START RECORDED DATA
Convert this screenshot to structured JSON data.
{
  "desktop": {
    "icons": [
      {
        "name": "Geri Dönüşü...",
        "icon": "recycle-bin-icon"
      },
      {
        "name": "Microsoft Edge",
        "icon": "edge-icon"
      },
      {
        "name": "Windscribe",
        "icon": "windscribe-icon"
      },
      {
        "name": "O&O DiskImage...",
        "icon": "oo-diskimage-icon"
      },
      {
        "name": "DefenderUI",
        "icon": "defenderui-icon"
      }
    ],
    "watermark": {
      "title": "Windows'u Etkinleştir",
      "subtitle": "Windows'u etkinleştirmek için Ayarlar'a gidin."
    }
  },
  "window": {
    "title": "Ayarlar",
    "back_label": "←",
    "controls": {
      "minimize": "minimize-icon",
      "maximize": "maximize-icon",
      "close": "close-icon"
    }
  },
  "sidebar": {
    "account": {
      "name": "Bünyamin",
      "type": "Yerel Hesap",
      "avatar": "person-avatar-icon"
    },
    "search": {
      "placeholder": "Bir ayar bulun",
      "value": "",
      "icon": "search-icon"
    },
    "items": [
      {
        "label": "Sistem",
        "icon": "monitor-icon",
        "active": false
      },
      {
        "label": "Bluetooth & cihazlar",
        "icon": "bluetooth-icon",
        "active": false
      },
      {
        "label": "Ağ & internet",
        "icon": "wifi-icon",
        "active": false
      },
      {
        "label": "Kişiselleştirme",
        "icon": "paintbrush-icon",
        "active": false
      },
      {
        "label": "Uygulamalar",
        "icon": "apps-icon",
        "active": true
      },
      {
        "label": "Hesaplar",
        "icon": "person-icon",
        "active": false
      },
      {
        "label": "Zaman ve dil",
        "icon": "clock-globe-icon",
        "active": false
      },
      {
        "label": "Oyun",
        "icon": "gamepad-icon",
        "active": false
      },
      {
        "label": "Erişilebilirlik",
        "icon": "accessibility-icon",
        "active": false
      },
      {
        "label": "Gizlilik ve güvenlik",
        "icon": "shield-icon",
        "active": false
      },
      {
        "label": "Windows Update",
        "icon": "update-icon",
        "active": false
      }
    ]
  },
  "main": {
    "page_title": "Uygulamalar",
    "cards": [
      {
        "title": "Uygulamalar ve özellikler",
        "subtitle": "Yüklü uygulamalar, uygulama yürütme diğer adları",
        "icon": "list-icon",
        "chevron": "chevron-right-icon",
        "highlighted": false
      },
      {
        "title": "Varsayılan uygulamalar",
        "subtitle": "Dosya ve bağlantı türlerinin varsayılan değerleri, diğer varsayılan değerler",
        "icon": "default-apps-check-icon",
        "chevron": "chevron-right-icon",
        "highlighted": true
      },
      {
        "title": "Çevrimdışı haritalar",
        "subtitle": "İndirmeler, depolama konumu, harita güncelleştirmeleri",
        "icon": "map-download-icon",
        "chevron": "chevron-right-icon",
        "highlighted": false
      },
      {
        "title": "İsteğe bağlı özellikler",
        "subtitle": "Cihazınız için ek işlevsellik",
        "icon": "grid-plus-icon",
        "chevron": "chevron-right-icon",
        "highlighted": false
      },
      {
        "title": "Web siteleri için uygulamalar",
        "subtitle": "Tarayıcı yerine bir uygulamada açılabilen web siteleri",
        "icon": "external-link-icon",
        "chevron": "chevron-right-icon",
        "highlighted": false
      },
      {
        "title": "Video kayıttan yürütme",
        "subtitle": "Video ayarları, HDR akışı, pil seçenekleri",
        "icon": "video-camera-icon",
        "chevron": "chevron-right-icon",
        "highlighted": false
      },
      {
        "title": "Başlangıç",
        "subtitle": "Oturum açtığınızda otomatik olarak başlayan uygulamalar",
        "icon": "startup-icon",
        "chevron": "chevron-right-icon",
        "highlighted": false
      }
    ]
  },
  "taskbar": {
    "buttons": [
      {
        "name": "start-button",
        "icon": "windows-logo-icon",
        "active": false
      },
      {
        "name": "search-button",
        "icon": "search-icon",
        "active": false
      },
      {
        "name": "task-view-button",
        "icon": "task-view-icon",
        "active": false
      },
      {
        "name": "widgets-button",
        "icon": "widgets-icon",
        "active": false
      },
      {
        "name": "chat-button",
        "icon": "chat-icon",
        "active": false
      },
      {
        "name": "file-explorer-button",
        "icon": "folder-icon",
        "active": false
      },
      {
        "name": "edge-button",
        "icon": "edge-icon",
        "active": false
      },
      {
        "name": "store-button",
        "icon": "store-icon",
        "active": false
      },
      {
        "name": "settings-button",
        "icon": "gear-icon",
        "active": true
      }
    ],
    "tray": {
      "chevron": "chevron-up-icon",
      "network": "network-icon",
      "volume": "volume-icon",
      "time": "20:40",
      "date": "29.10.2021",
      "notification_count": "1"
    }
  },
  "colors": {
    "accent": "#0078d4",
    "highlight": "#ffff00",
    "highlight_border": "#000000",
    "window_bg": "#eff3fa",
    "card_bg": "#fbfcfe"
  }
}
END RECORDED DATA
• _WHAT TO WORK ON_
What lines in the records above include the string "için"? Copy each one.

• _EXERCISE SOLUTION_
      "subtitle": "Windows'u etkinleştirmek için Ayarlar'a gidin."
        "subtitle": "Cihazınız için ek işlevsellik",
        "title": "Web siteleri için uygulamalar",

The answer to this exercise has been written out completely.